Former Louisiana private investigator Jordan Hamlett pleaded guilty last year to using President Trump's Social Security Number in repeated attempts to access the president's tax data. On Wednesday, he was sentenced to 18 months in a federal prison for the crime.
Hamlett tried a half-dozen times to retrieve President Trump's tax information through a phony account he created via the use of an online federal student aid application. He then attempted to use the portal to access Trump's data from the IRS.
Prosecutor Ryan Rezaei emphasized the magnitude of the offense, saying, "You're talking about potentially altering a presidential election," adding, "Whether it was for fame or notoriety or money, we'll never know."

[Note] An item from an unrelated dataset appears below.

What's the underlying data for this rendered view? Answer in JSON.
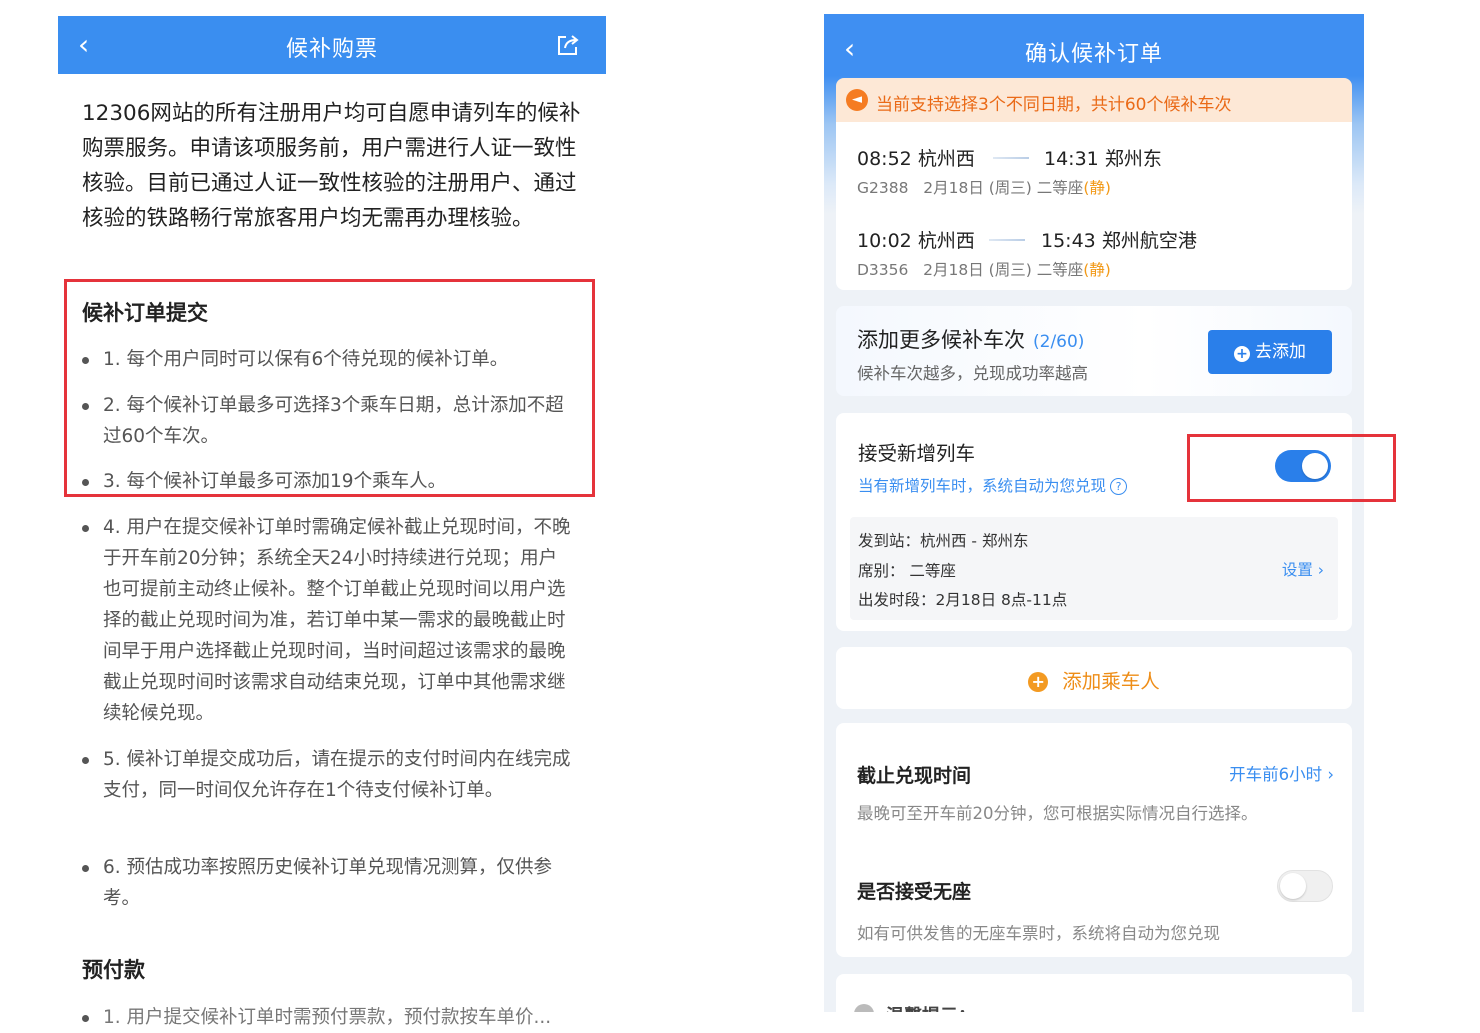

In an apology, Hamlett told the court that he had lost "everything," including his house and career, saying, "I was trying to help, and I made a bad decision. It was a mistake, and it was a bad mistake. The lesson's been learned."
US District Judge John deGravelles decided the case, and was appointed to the post by President Obama in 2014. The judge told the defendant that his crime was something to be taken seriously, saying, "This is not about the election: who won, who lost, politics. This was not a noble purpose."

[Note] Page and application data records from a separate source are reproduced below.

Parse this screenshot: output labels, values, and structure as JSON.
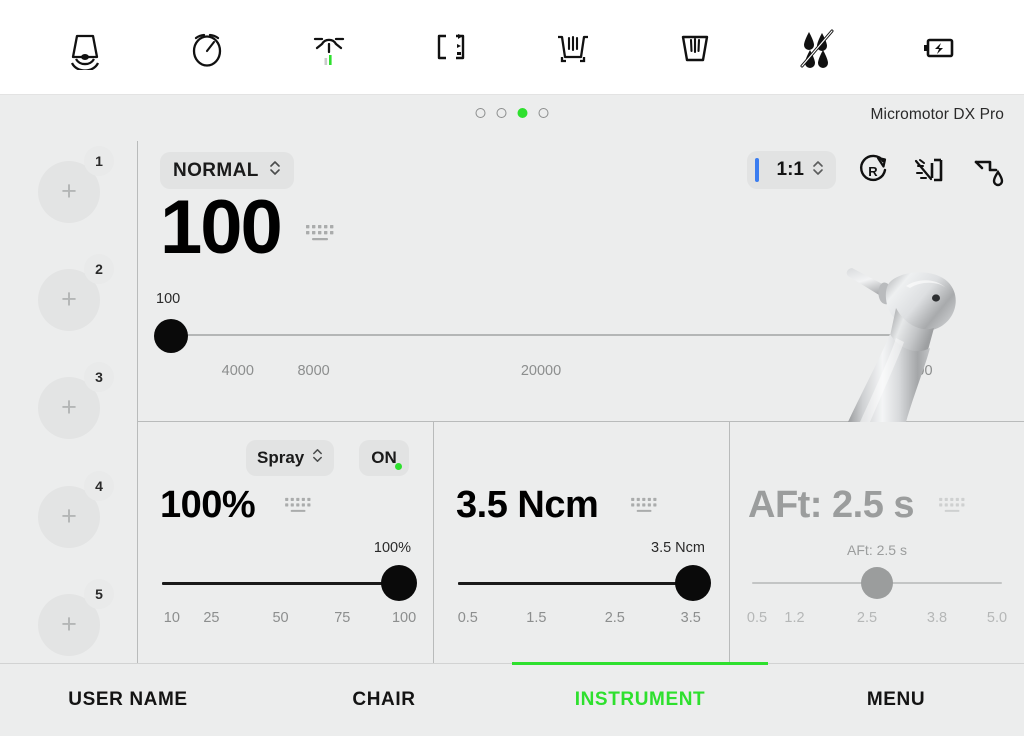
{
  "topbar": {
    "icons": [
      {
        "name": "chair-backrest-icon",
        "label": "Chair position"
      },
      {
        "name": "timer-icon",
        "label": "Timer"
      },
      {
        "name": "operating-light-icon",
        "label": "Operating light"
      },
      {
        "name": "chair-program-icon",
        "label": "Chair program"
      },
      {
        "name": "bowl-rinse-icon",
        "label": "Bowl rinse"
      },
      {
        "name": "cup-fill-icon",
        "label": "Cup fill"
      },
      {
        "name": "water-off-icon",
        "label": "Water off"
      },
      {
        "name": "battery-charge-icon",
        "label": "Battery charge"
      }
    ]
  },
  "header": {
    "device_name": "Micromotor DX Pro",
    "page_dots": 4,
    "active_dot_index": 2
  },
  "sidebar": {
    "presets": [
      {
        "number": "1",
        "icon": "plus-icon"
      },
      {
        "number": "2",
        "icon": "plus-icon"
      },
      {
        "number": "3",
        "icon": "plus-icon"
      },
      {
        "number": "4",
        "icon": "plus-icon"
      },
      {
        "number": "5",
        "icon": "plus-icon"
      }
    ]
  },
  "speed": {
    "mode_label": "NORMAL",
    "value": "100",
    "keypad_icon": "keypad-icon",
    "slider_value_label": "100",
    "slider_percent": 1.5,
    "ticks": [
      {
        "label": "4000",
        "pos": 10
      },
      {
        "label": "8000",
        "pos": 20
      },
      {
        "label": "20000",
        "pos": 50
      },
      {
        "label": "40000",
        "pos": 99
      }
    ],
    "ratio_label": "1:1",
    "ratio_accent": "#3b7df0",
    "tools": [
      {
        "name": "rotation-direction-icon",
        "label": "Rotation direction"
      },
      {
        "name": "spray-mode-icon",
        "label": "Spray mode"
      },
      {
        "name": "water-drop-icon",
        "label": "Water drop"
      }
    ]
  },
  "spray_panel": {
    "dropdown_label": "Spray",
    "toggle_label": "ON",
    "toggle_indicator_color": "#2ee02e",
    "value": "100%",
    "keypad_icon": "keypad-icon",
    "slider_value_label": "100%",
    "slider_percent": 100,
    "ticks": [
      {
        "label": "10",
        "pos": 4
      },
      {
        "label": "25",
        "pos": 20
      },
      {
        "label": "50",
        "pos": 48
      },
      {
        "label": "75",
        "pos": 73
      },
      {
        "label": "100",
        "pos": 98
      }
    ]
  },
  "torque_panel": {
    "value": "3.5 Ncm",
    "keypad_icon": "keypad-icon",
    "slider_value_label": "3.5 Ncm",
    "slider_percent": 100,
    "ticks": [
      {
        "label": "0.5",
        "pos": 4
      },
      {
        "label": "1.5",
        "pos": 32
      },
      {
        "label": "2.5",
        "pos": 64
      },
      {
        "label": "3.5",
        "pos": 95
      }
    ]
  },
  "aft_panel": {
    "enabled": false,
    "value": "AFt: 2.5 s",
    "keypad_icon": "keypad-icon",
    "slider_value_label": "AFt: 2.5 s",
    "slider_percent": 46,
    "ticks": [
      {
        "label": "0.5",
        "pos": 2
      },
      {
        "label": "1.2",
        "pos": 17
      },
      {
        "label": "2.5",
        "pos": 46
      },
      {
        "label": "3.8",
        "pos": 74
      },
      {
        "label": "5.0",
        "pos": 98
      }
    ]
  },
  "navbar": {
    "items": [
      {
        "label": "USER NAME",
        "active": false
      },
      {
        "label": "CHAIR",
        "active": false
      },
      {
        "label": "INSTRUMENT",
        "active": true
      },
      {
        "label": "MENU",
        "active": false
      }
    ],
    "active_color": "#2ee02e"
  },
  "handpiece": {
    "name": "dental-handpiece-image"
  }
}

For years, opponents and members of the media have called for Trump to release his tax returns, with some even encouraging entities to leak the information.
NBC host Rachel Maddow obtained two leaked pages of Trump's 2005 tax return in a much-hyped show in March 2017, with the White House pointing out that the disclosure was an illegal act.

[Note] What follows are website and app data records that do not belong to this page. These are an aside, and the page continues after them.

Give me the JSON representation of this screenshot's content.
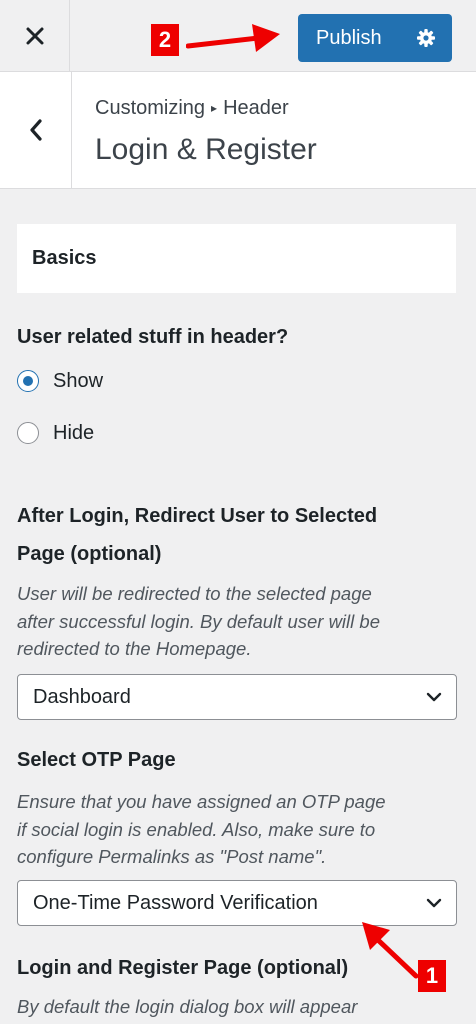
{
  "topbar": {
    "close_icon": "close-icon",
    "publish_label": "Publish",
    "settings_icon": "gear-icon",
    "accent_color": "#2271b1"
  },
  "annotations": {
    "badge_2": "2",
    "badge_1": "1",
    "arrow_color": "#ee0000"
  },
  "panel_header": {
    "back_icon": "chevron-left-icon",
    "breadcrumb_parent": "Customizing",
    "breadcrumb_separator": "▸",
    "breadcrumb_current": "Header",
    "title": "Login & Register"
  },
  "sections": {
    "basics_title": "Basics"
  },
  "user_stuff": {
    "label": "User related stuff in header?",
    "options": [
      {
        "label": "Show",
        "selected": true
      },
      {
        "label": "Hide",
        "selected": false
      }
    ]
  },
  "redirect": {
    "label_line1": "After Login, Redirect User to Selected",
    "label_line2": "Page (optional)",
    "description_lines": [
      "User will be redirected to the selected page",
      "after successful login. By default user will be",
      "redirected to the Homepage."
    ],
    "selected_value": "Dashboard"
  },
  "otp": {
    "label": "Select OTP Page",
    "description_lines": [
      "Ensure that you have assigned an OTP page",
      "if social login is enabled. Also, make sure to",
      "configure Permalinks as \"Post name\"."
    ],
    "selected_value": "One-Time Password Verification"
  },
  "login_register_page": {
    "label": "Login and Register Page (optional)",
    "description_partial": "By default the login dialog box will appear"
  }
}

A White House official at the time said, "You know you are desperate for ratings when you are willing to violate the law to push a story about two pages of tax returns from over a decade ago."
New York Times executive editor Dean Baquet said prior to the election in 2016 that he was also willing to risk jail time in order to get Trump's returns. Acknowledging that the disclosure of an unauthorized tax return is a violation of federal law, Baquet argued that the president's returns would be material information for the public, because Trump at the time was "a presidential candidate whose whole campaign is built on his success as a business man, and his wealth."